Changing Tastes

In my last post (and the story of why it was so long ago is an epic which I won't go into now), I observed that the listener I am today is a completely different critter than the one I was years ago. It's inevitable that time, experience, and liff its ownself change us—and change the way we perceive art.

Two readers—KBK and RankStranger—wrote in saying that they had acquired collections of classical discs in the hope that they might eventually gain an appreciation of the genre. Another reader—our esteemed Alan in Victoria—wrote in incredulously: "You guys keep hundreds of classical records on hand, because you think one day a switch will flip somewhere and you will suddenly like classical music? Bizarre."

I have to admit that a similar idea occurred to me for an instant and then I got it. First, as Jon Iverson likes to observe, audiophiles are hunter-gatherers. Collecting music is what we do. And our musical tastes do grow—and, in my humble opinion, our taste can change based upon our systems. (Owners of Quad '57s are far less likely to be into death metal than, say, owners of Duntech Sovereigns.)

Certain recordings have acquired legendary status among audiophiles over the years and have frequently been held up as examples of audio perfection. Even the most died-in-the-wool rocker would jump at that $2 shaded dog or Mercury Living Presence thinking that maybe this will be the start of a beautiful friendship.

And people's tastes do change—it doesn't take a switch flipping, sometimes beauty is sufficient. When I worked at Tower Records, a gent who had chanced upon The Lark Ascending by Ralph Vaughan Williams fell deeply in love with classical music. Not all classical music, but definitely RVW, Elgar, Delius, and, later, Ravel and Debussy.

I have no idea what he listened to before discovering RVW, but it sure wasn't classical—and I worked with a few hard-core modern music enthusiasts who thought that he didn't like real classical, but a less pure, lite version of it.

That's an attitude I find puzzling and tiresome. And it's one we audiophiles seem to fall into with some frequency. It's one reason our hobby is so Balcanized—I keep expecting to see tube lovers and solid-state perform a combination dance routine/knife fight a la the Sharks and the Jets.

Ultimately, I think that KBK and RankStranger have the right attitude, which is to embrace the hobby and pray for change. I've met audiophiles who only played 10 records and I've folks who get to choose from thousands.
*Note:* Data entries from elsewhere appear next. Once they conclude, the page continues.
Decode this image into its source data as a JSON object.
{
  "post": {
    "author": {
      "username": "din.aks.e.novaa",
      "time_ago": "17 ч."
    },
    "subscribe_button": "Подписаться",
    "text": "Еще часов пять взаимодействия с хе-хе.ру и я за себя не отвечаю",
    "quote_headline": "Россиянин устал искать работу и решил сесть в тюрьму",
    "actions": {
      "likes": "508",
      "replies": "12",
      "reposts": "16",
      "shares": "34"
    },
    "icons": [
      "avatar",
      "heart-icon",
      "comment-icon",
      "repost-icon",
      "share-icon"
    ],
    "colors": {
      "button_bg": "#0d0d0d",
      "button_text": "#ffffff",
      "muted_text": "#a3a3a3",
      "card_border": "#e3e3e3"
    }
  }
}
I've always enjoyed the latter group immensely more.

Monty's picture

Not unlike collecting hundreds of vacuum tubes that don't fit any of your current amps, just in case you someday buy an amp that would require them. Not that I would do anything like that. Nope, not me.
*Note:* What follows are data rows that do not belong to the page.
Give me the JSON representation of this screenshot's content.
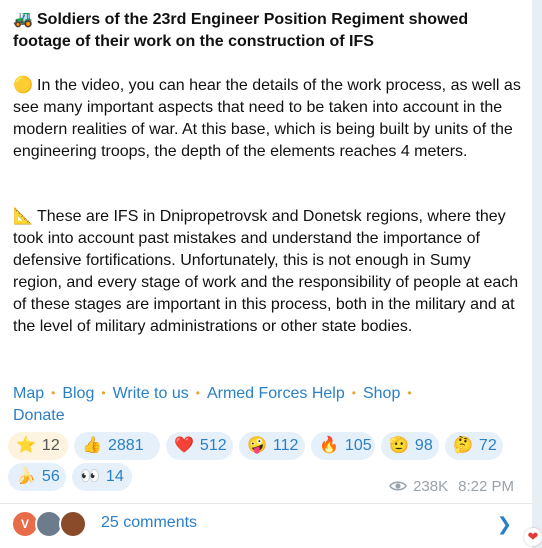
{
  "post": {
    "title_emoji": "🚜",
    "title": "Soldiers of the 23rd Engineer Position Regiment showed footage of their work on the construction of IFS",
    "para1_emoji": "🟡",
    "para1": "In the video, you can hear the details of the work process, as well as see many important aspects that need to be taken into account in the modern realities of war. At this base, which is being built by units of the engineering troops, the depth of the elements reaches 4 meters.",
    "para2_emoji": "📐",
    "para2": "These are IFS in Dnipropetrovsk and Donetsk regions, where they took into account past mistakes and understand the importance of defensive fortifications. Unfortunately, this is not enough in Sumy region, and every stage of work and the responsibility of people at each of these stages are important in this process, both in the military and at the level of military administrations or other state bodies."
  },
  "links": {
    "map": "Map",
    "blog": "Blog",
    "write": "Write to us",
    "help": "Armed Forces Help",
    "shop": "Shop",
    "donate": "Donate",
    "separator": "•",
    "accent_color": "#2a80c7",
    "separator_color": "#e8a432"
  },
  "reactions": {
    "row1": [
      {
        "emoji": "⭐",
        "count": "12"
      },
      {
        "emoji": "👍",
        "count": "2881"
      },
      {
        "emoji": "❤️",
        "count": "512"
      },
      {
        "emoji": "🤪",
        "count": "112"
      },
      {
        "emoji": "🔥",
        "count": "105"
      },
      {
        "emoji": "🫡",
        "count": "98"
      },
      {
        "emoji": "🤔",
        "count": "72"
      }
    ],
    "row2": [
      {
        "emoji": "🍌",
        "count": "56"
      },
      {
        "emoji": "👀",
        "count": "14"
      }
    ]
  },
  "meta": {
    "views": "238K",
    "time": "8:22 PM"
  },
  "comments": {
    "label": "25 comments",
    "avatar1_letter": "V",
    "chevron": "❯"
  },
  "badge": {
    "emoji": "❤"
  }
}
Mark Fleischmann's picture

I think of my musical life as a series of concentric circles. Things move from the outer circles to the inner circles or vice versa. Sometimes seeing the artist live makes a huge difference.

nunh's picture
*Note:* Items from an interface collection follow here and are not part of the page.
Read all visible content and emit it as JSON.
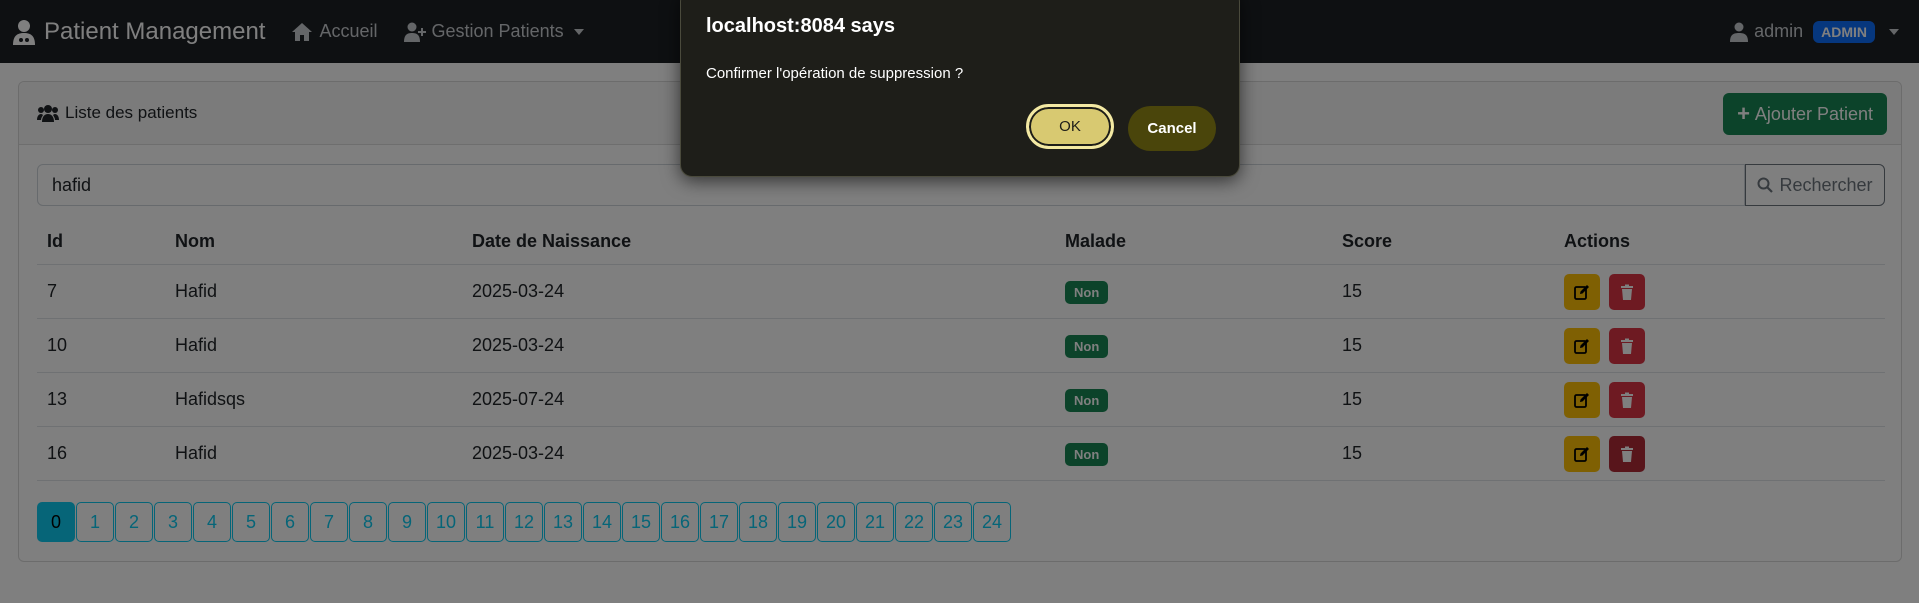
{
  "navbar": {
    "brand": "Patient Management",
    "home_label": "Accueil",
    "patients_menu_label": "Gestion Patients",
    "user_name": "admin",
    "user_role": "ADMIN"
  },
  "card": {
    "title": "Liste des patients",
    "add_button_label": "Ajouter Patient"
  },
  "search": {
    "value": "hafid",
    "button_label": "Rechercher"
  },
  "table": {
    "headers": [
      "Id",
      "Nom",
      "Date de Naissance",
      "Malade",
      "Score",
      "Actions"
    ],
    "rows": [
      {
        "id": "7",
        "nom": "Hafid",
        "date": "2025-03-24",
        "malade": "Non",
        "score": "15"
      },
      {
        "id": "10",
        "nom": "Hafid",
        "date": "2025-03-24",
        "malade": "Non",
        "score": "15"
      },
      {
        "id": "13",
        "nom": "Hafidsqs",
        "date": "2025-07-24",
        "malade": "Non",
        "score": "15"
      },
      {
        "id": "16",
        "nom": "Hafid",
        "date": "2025-03-24",
        "malade": "Non",
        "score": "15"
      }
    ]
  },
  "pagination": {
    "pages": [
      "0",
      "1",
      "2",
      "3",
      "4",
      "5",
      "6",
      "7",
      "8",
      "9",
      "10",
      "11",
      "12",
      "13",
      "14",
      "15",
      "16",
      "17",
      "18",
      "19",
      "20",
      "21",
      "22",
      "23",
      "24"
    ],
    "active": "0"
  },
  "dialog": {
    "title": "localhost:8084 says",
    "message": "Confirmer l'opération de suppression ?",
    "ok_label": "OK",
    "cancel_label": "Cancel"
  },
  "colors": {
    "navbar_bg": "#1d2025",
    "success": "#198754",
    "warning": "#ffc107",
    "danger": "#dc3545",
    "info": "#0dcaf0",
    "primary": "#0d6efd",
    "dialog_bg": "#1e1e19",
    "dialog_ok": "#d8c971",
    "dialog_cancel": "#4a450b"
  },
  "icons": {
    "brand": "user-doctor-icon",
    "home": "home-icon",
    "patients_menu": "user-plus-icon",
    "user": "user-icon",
    "card_title": "users-icon",
    "add": "plus-icon",
    "search": "search-icon",
    "edit": "edit-icon",
    "delete": "trash-icon"
  }
}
At least what I listen to is "so cool and underground" the video - lol!

Jagdish Tytler's picture

Surinder Singh “I have come to know that in front of Justice Nanavasti Commission from my side has been put blame on Shri Jagdish Tytler. I give my statement that I cannot read and write English for this I would like to state that I do not know that what has been in English in my previous statement. Dated 01/11/1984 crowd attacked an GurudwarwaPul Bangash, people were saying that attack was being led by the Congress leaders. I did not see Shri Jagdish Tytler anywhere in the crowd.”

Alan in Victoria's picture

I dunno! I can see why you audiophiles might stash away something you know you should eventually check out, but I prefer to let my musical discoveries happen when they happen.

rudy yniguez's picture

Wes Phillips wrote: (Owners of Quad '57s are far less likely to be into death metal than, say, owners of Duntech Sovereigns.)I have long wished you reviewers of all things musical would include in every review what type of music you think the equipment is best at reproducing.Classical music? Not my cup of coffee.Death metal? Absolutely.

Two dogs's picture

My parents have the duntechs. They are fabulous at classical. They are yet to play death metal. Is this 15 years of wasted opportunity?